■ DATA TO PROCESS ■
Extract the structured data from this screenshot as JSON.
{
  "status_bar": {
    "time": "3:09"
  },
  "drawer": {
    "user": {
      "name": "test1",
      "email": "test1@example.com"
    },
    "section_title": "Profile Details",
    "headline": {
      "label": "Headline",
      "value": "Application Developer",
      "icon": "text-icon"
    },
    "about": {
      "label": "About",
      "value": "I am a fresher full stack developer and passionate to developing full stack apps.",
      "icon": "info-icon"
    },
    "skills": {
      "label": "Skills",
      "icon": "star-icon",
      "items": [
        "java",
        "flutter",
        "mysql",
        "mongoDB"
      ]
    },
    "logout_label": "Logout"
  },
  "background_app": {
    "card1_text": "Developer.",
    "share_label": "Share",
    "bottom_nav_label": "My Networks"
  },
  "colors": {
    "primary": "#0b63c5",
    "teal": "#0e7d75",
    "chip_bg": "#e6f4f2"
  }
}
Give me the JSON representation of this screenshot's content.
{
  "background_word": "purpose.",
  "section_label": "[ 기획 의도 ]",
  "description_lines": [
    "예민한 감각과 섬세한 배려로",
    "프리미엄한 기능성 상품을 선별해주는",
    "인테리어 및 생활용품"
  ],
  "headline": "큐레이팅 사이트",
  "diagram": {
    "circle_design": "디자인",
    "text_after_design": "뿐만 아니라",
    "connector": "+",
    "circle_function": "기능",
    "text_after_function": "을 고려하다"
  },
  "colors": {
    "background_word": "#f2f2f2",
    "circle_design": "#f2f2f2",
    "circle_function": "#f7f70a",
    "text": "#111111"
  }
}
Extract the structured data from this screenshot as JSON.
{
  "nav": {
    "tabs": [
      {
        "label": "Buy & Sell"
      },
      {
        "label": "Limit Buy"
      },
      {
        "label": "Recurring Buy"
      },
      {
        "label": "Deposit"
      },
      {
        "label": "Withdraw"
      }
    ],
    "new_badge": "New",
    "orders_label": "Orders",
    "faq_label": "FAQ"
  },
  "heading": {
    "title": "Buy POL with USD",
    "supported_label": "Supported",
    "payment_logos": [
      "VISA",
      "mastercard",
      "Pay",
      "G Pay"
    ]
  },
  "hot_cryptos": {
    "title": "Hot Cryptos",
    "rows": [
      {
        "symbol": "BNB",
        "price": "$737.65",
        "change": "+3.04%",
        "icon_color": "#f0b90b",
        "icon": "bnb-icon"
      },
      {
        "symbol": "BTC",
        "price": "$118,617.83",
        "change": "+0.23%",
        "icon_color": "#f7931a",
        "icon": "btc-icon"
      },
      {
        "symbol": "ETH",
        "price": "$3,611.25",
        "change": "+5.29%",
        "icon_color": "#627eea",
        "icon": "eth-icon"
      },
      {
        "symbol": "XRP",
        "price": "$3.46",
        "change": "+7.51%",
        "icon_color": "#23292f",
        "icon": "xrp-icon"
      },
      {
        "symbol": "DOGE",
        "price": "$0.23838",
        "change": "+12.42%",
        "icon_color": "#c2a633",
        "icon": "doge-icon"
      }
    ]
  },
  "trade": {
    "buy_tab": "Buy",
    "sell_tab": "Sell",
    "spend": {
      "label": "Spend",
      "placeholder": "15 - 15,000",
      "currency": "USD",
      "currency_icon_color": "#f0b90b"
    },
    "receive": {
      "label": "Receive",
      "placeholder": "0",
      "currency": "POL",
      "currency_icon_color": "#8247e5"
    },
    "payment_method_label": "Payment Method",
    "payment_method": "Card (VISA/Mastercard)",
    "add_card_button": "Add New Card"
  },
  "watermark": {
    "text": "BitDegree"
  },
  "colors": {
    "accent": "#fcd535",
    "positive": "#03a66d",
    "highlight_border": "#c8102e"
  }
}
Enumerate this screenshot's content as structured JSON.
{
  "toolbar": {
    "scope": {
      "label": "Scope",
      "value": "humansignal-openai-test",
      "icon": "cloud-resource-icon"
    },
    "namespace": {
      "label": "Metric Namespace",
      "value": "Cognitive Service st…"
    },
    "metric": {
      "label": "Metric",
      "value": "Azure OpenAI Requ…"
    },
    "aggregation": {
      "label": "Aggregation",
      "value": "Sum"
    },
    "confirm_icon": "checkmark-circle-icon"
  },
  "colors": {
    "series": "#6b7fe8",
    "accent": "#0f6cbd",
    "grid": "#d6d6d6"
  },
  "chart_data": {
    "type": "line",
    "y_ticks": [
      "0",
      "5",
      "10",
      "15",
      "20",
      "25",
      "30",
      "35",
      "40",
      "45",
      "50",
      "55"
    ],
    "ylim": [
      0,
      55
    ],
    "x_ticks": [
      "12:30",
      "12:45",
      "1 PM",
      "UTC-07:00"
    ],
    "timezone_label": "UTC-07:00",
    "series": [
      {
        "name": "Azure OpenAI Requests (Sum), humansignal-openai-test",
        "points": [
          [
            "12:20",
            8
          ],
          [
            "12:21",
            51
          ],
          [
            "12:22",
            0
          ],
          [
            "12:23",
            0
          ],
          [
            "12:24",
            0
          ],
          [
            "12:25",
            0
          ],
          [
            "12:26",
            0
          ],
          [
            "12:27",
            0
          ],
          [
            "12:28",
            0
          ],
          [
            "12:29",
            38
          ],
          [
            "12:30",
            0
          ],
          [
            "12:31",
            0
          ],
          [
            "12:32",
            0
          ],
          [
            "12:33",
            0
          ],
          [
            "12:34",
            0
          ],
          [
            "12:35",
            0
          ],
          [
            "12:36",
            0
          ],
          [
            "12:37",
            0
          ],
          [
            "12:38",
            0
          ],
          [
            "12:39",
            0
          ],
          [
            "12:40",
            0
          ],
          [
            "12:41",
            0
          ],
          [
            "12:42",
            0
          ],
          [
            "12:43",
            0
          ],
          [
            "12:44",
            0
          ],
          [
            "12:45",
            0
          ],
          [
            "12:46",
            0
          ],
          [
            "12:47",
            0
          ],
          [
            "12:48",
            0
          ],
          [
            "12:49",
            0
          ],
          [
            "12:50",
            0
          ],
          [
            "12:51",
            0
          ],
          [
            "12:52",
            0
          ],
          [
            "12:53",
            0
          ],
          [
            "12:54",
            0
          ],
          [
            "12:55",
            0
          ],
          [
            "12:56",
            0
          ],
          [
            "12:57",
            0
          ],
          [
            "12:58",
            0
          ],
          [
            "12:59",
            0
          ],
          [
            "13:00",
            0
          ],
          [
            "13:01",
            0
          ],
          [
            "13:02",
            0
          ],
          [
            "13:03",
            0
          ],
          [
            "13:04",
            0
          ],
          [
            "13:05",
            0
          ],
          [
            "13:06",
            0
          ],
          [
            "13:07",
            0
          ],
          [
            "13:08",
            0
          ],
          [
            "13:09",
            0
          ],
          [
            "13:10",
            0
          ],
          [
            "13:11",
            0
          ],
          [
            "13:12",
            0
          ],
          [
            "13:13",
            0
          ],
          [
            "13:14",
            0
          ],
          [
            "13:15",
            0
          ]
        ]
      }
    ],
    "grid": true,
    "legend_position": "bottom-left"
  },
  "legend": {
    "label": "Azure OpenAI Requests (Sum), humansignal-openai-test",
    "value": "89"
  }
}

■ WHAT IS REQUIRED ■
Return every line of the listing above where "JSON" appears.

■ SOLVED PROBLEM ■
Extract the structured data from this screenshot as JSON.
Give me the JSON representation of this screenshot's content.
Extract the structured data from this screenshot as JSON.
Enumerate this screenshot's content as structured JSON.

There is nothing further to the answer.